In an otherwise wonderful piece on the race driver Phil Hill, he repeatedly misspells the names of two of the biggest names in racing, Hill's competitors Stirling Moss and Dan Gurney, as well as referring to those devices that stop cars as "breaks." And he calls Moss an American. I'm no racing fan at all, but even I knew how to spell Moss's and Gurney's names and that Moss is English.
That complaint aside, this is some of the best sportswriting I've ever read, nearly Angell-ic in quality.
Jordan, a master of the long profile, has written for most of the major magazines, including Sports Illustrated, The New Yorker, Playboy, Inside Sports, GQ, Reader's Digest, The Atlantic Monthly and many others.
Editor Alex Belth has selected an interesting collection of profiles, including Wilt Chamberlain, Steve and Cindy Garvey, O.J. Simpson, Whitey Herzog, Greg Louganis, Carlton Fisk, Bobby Hurley, Roger Clemens, Pete Rose Jr. and Deion Sanders.
You will learn a lot about Jordan and his writing from the book's introduction, author's note and 16-page interview with him.
Jordan is hard on his subjects, telling the brutal truth. He's a brilliant writer and astute observer.
He says his con is "Getting people to tell the truth about themselves. I want them to talk about more than they're willing to talk about."
Jordan is determined to dig beneath the surface to reveal the truths of his subject. Don't expect to like all the athletes Jordan writes about.
Described as a "writer's writer," Jordan has "a talent for revealing detail, scene and image."
You don't have to read all 26 articles to appreciate Jordan's immense talent.
I don't blame Jordan for most of the errors, spelling mistakes, etc. - they should have been caught by the editor.

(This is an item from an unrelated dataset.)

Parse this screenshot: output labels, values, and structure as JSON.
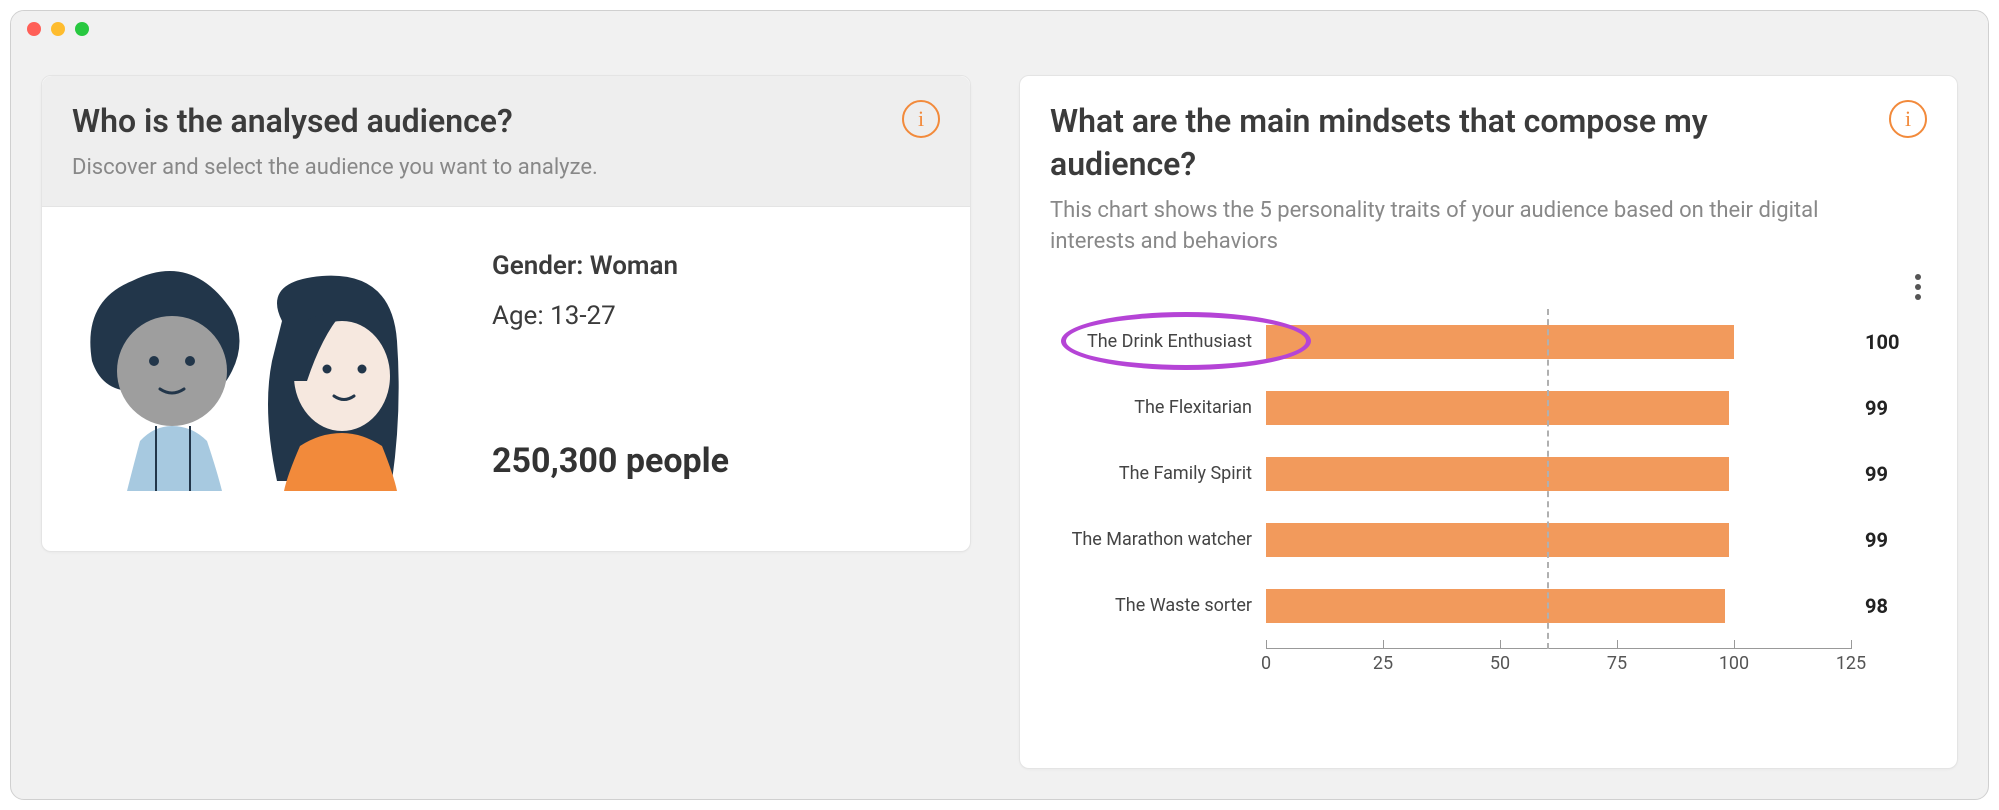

This book made Jordan a more likable person compared with his most recent book Nice Tuesday.